The Lowenthal Collection, on view at The Brooklyn Museum March 21-May 10, 1981, is not only an outstanding exhibition of 67 major works by Stuart Davis, Marsden Hartley, Max Weber, John Marin, and other seminal figures of American art; it is also a testament to the taste and discrimination of two collectors. From the 1930s through the 1950s, when many were collecting established European masters, the Lowenthals distinguished themselves by supporting the efforts of the contemporary generation of American artists.
In 1952, the Lowenthals exhibited 101 of their paintings and works of sculpture at the Whitney Museum of American Art and the Walker Art Center. Whitney curator Hermon More applauded their approach to collecting, citing the “excitement of discovery, the satisfaction of exercising their own judgments without relying upon the authority of accumulated critical opinion, and the adventure of participation in the creative process of their own times.” In its richness and variety, the current exhibition represents the refinement of the Lowenthals’ tastes. They have donated works to The Brooklyn Museum, the Whitney, the Newark Museum, and the Detroit Institute of Art. This exhibition presents those they have retained--their personal favorites.
Other painters included in the exhibition are Milton Avery, Arthur G. Dove, Georgia O’Keeffe, Charles Sheeler, Morris Graves, Stanton Macdonald-Wright, Niles Spencer, Lyonel Feininger, Abraham Rattner, Robert Gwathmey, Paul Burlin, Clayton S. Price, and Henry Cady Wells. Sculpture by Jose de Creeft, John B. Flannagan, and Jacques Lipchitz are also included.
A fully illustrated catalogue with an essay by Dr. John R. Lane, Director, Museum of Art, Carnegie Institute, and entries by Brooklyn Curators Sarah Faunce, Linda Ferber, and Assistant Curator Holly Connor will accompany the exhibition.

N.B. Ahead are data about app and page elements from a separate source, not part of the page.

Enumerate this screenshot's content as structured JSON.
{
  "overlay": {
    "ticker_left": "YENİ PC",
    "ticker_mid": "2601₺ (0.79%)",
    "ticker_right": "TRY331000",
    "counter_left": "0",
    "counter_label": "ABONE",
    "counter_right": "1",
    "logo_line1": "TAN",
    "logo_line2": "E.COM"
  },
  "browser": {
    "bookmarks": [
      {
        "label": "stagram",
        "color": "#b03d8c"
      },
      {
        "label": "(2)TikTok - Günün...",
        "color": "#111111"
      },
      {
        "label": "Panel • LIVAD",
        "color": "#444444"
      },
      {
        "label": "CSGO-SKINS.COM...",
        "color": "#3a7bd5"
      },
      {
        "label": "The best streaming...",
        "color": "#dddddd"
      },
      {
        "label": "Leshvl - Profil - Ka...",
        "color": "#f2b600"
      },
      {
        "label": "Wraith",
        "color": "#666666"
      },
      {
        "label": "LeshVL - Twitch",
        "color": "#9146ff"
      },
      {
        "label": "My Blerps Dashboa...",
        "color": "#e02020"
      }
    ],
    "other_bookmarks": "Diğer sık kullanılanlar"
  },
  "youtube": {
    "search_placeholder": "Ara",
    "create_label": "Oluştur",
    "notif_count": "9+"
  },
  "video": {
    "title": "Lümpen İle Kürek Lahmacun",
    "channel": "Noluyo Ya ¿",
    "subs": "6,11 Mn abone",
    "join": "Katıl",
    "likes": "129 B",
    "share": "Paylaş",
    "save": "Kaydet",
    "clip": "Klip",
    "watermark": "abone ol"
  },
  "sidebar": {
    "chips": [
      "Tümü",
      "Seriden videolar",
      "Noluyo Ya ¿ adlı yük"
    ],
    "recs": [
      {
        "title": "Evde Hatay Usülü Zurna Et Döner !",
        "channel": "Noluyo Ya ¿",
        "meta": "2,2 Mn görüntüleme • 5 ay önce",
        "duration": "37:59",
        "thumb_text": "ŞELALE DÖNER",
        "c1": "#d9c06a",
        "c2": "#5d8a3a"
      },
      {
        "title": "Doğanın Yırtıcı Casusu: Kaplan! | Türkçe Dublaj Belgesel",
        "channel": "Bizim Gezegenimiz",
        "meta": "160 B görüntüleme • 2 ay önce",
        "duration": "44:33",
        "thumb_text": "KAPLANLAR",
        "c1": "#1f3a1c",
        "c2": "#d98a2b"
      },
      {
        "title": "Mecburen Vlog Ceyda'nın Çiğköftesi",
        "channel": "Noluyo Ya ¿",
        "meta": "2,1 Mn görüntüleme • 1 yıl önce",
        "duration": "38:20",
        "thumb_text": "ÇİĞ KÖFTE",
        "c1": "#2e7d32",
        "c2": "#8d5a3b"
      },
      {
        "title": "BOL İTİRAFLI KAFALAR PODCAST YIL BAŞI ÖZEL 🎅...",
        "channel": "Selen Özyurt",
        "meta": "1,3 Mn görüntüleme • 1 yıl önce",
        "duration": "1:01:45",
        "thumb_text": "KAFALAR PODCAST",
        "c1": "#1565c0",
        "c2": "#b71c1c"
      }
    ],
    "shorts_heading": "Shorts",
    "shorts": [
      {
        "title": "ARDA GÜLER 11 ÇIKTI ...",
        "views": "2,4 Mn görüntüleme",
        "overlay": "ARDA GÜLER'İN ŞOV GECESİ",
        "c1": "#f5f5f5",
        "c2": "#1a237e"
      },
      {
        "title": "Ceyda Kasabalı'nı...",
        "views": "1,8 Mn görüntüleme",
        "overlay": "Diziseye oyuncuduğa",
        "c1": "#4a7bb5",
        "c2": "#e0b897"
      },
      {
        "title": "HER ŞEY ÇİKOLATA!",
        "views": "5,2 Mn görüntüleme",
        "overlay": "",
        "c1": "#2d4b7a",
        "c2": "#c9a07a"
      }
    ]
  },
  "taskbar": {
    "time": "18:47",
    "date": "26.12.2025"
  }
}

Brooklyn Museum Archives. Records of the Department of Public Information. Press releases, 1971 - 1988. 1981, 009.